Aesacus  ❥  merganser ("diving bird")


  1. I am stuck! I cannot seem to get moving on this one anymore...seems like Ovid has become monotonous! But I will try and finish! Have not read the review as yet...will come back and re-visit once I have read this book!

    1. Surprisingly, the more I read, the more I begin to enjoy it. I was ready to exile Ovid around chapter 7, but as I read, I'm starting to see themes and strands of interesting ideas through the poetry. Dare I say, I'll be sad when I'm finished? In any case, I hope that you can get going again. Many of the people in these myths have been mentioned in many of my other reads, so at least there is some value to reading it!

  2. I plod on while I'm up to my armpits in births, battles, wild boars. I'm tripping over mortals/nymphs/sytars/demi-gods turned in to birds, trees and streams. My audio book keeps pushing me to the next chapter while my Kindle glows in the screen. Avid for Ovid.

    1. Oh, fun! I would have probably been overwhelmed to go as fas as you are. Ovid doesn't let up for a minute and it becomes a rollercoaster ride, even going slowly! Good luck!

  3. I loved Ceyx & Alcyone - definitely a favourite tale.

    And, by the way, your analysis is perfect - "The scattering make up a puzzle, if we can only pick up the pieces and fit them into the whole" - that, for me, is one of the beauties of Metamorphoses.

    1. I loved their story too, but soooo sad!!! And it was a drawn-out sad story ---- Ovid is usually quick with the anguish.
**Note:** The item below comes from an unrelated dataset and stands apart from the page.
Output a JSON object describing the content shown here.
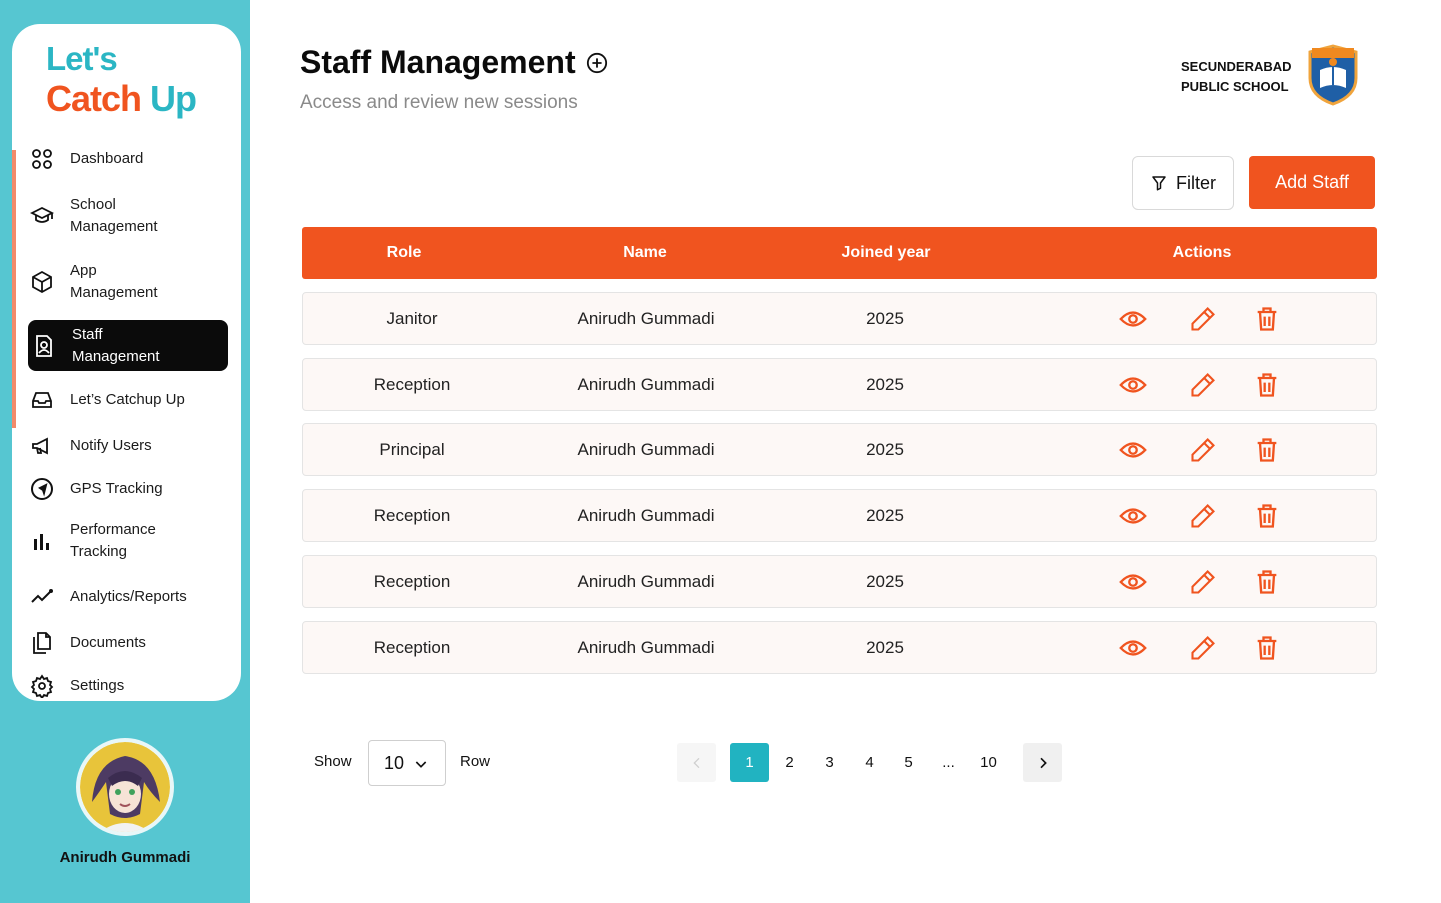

      I think the puzzle pieces make such a long poem more enjoyable, but I would like some more flow at times, and I am so curious as to why there is so little mention of very important mythical and historic episodes. But I must be content with ignorance in this case. ;-)